» TASK DIRECTIONS: Scan the listing and work out how many lines contain the word "label". Nothing but the number should be given.
*** Opening GIVEN INFORMATION ***
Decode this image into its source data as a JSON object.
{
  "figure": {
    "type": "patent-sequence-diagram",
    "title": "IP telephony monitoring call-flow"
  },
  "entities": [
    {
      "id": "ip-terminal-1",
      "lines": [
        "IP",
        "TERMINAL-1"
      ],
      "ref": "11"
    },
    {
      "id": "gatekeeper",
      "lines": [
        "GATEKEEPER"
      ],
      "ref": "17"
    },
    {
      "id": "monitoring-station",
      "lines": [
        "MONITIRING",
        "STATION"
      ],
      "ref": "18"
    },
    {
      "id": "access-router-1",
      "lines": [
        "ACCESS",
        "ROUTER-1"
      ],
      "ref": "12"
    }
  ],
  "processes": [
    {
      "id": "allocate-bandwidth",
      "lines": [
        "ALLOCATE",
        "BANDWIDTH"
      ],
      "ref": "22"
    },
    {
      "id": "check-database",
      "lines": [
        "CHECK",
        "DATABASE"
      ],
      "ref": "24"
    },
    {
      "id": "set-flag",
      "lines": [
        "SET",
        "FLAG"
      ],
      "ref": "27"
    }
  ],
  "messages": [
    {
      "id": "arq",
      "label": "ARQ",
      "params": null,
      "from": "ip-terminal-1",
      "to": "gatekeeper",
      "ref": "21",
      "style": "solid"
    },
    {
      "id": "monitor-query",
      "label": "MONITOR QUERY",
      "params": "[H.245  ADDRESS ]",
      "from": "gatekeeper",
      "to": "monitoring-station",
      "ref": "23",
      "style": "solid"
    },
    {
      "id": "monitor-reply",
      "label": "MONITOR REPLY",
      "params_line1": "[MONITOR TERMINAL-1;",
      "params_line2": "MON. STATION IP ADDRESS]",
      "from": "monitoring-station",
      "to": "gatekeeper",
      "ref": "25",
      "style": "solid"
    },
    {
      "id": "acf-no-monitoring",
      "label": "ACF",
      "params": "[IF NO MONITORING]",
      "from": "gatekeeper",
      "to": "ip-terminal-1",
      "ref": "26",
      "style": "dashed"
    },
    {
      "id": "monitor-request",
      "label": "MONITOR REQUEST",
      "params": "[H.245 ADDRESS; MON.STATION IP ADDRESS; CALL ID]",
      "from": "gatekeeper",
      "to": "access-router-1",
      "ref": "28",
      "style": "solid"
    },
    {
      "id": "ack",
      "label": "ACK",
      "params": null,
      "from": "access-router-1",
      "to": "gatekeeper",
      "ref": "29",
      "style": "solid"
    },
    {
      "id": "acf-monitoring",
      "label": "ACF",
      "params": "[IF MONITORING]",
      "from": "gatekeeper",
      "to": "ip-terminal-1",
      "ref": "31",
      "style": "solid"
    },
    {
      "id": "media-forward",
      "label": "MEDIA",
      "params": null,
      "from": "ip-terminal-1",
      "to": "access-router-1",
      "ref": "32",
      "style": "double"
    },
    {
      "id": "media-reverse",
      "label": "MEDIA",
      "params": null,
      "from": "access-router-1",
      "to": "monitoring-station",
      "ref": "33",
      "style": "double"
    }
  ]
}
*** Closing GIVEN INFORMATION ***
» TASK OUTPUT: 9